Advertisement

Blast from the Past

April 27, 2005|BY JEAN BARACLOUGH

Week of April 24, 1955



Thirteen-year-old George Magoutas of Williamsport planted a garden, part of which to onion sets. After the onions sprouted and pushed through the surface of the ground, he would find, each morning, that a number of them were partially uprooted.

Friends thought maybe birds or skunks were pulling up the onions, but George couldn't catch the culprit. So, one night this week he decided to investigate with a flashlight. That's when he discovered that the surface of the onion patch was teeming with big fishing worms that uprooted the onions where they came through the ground.

Now George is planning to go into the night crawler business.

There are enough shrubs, tulips and other flowers blooming in the Jamison gardens to justify a visit this weekend. The ornamental cherries at City Park also are in full bloom and well worth a visit.

Homegrown asparagus debuted at City Market this morning and found ready buyers. Amos Miller, the county's asparagus king, reported that he will have the succulent vegetable until well up in June.

Advertisement

Week of April 24, 1980



Washington County can't go wr<>ong by building an 18-hole public golf course so long as it is well-built, competitively priced and properly maintained.

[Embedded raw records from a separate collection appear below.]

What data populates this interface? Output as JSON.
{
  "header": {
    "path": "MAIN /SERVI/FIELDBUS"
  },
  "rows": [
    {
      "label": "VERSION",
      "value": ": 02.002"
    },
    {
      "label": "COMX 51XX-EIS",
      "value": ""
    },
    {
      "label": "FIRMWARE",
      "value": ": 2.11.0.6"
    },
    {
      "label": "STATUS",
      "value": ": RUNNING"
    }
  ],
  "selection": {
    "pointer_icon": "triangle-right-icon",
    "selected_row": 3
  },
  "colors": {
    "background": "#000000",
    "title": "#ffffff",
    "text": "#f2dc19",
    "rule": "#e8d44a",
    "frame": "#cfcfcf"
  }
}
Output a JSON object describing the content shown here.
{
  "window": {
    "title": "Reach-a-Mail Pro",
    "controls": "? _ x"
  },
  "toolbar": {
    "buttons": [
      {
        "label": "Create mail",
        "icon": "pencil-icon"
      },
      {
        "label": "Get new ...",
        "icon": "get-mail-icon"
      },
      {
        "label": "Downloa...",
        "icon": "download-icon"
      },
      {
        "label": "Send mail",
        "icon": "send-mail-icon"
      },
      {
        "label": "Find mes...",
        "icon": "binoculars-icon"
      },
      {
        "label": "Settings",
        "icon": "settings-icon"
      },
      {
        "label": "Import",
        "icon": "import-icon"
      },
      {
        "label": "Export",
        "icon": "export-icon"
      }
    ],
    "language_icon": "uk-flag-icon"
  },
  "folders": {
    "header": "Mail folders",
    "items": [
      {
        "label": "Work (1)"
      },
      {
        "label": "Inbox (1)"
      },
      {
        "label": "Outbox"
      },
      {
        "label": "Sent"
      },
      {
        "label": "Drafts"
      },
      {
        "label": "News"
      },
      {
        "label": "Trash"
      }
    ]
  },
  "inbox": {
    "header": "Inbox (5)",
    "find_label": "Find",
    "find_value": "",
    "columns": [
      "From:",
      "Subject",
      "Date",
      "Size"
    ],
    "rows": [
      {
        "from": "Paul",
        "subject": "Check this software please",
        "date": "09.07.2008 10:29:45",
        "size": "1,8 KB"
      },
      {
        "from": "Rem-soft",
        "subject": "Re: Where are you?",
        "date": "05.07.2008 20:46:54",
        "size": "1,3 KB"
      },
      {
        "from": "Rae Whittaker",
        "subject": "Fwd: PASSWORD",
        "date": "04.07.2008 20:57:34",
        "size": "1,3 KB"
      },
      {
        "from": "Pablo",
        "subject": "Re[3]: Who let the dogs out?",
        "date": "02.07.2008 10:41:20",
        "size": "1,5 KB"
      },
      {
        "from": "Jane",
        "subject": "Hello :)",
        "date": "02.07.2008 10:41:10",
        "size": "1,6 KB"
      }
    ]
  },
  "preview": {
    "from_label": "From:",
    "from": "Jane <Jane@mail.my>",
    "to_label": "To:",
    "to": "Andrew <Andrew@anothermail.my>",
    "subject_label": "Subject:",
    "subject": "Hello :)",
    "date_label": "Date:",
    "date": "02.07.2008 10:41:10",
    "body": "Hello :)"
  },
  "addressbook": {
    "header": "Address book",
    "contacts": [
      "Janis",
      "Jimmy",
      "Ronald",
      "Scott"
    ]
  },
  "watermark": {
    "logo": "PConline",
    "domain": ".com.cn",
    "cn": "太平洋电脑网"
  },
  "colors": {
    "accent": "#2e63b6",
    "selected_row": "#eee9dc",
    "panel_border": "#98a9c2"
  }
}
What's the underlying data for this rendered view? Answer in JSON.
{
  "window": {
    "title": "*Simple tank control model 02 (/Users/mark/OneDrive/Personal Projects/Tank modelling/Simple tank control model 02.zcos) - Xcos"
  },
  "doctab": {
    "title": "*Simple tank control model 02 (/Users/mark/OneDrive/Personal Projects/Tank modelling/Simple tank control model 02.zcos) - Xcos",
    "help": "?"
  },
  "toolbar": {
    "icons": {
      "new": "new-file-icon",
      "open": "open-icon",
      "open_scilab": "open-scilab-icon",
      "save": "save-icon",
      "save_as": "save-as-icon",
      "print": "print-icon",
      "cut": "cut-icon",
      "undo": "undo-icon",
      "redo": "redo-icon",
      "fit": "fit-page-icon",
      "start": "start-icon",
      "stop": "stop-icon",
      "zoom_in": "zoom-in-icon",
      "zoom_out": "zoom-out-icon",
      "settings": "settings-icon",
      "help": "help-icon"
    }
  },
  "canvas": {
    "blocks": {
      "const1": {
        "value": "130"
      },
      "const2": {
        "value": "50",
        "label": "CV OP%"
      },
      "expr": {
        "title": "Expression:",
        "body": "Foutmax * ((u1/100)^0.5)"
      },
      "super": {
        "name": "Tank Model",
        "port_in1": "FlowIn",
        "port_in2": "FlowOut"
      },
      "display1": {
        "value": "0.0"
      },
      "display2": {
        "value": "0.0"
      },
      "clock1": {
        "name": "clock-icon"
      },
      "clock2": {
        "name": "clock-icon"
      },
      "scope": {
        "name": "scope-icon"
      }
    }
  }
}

Morton Hoffman and Co., a Baltimore consulting firm, studied the Washington County area for several months and concluded that a market exists for a county golf course located at the Ditto Farms Park southeast of Hagerstown. Consultants also suggested that, contrary to what might be feared, the Ditto Farms course would not have a negative impact on other local courses.

Crews from a demolition contractor will begin to tear down St. Paul's Evangelical Lutheran Church in Funkstown this week.

The decision to demolish and rebuild the church hasn't been easy for its 300-member congregation. The weight of the majority has gone back and forth several times.

Fears that The Maryland Theatre could be forced to close for lack of financial support are no longer valid.

The promise of a state grant just about assures a bright future for continued operation of the recently restored theater.

Attendance at several recent star-studded performances is an assurance that theatergoers appreciate top talent.

- Compiled by Jean Baraclough

The Herald-Mail Articles
|
|
|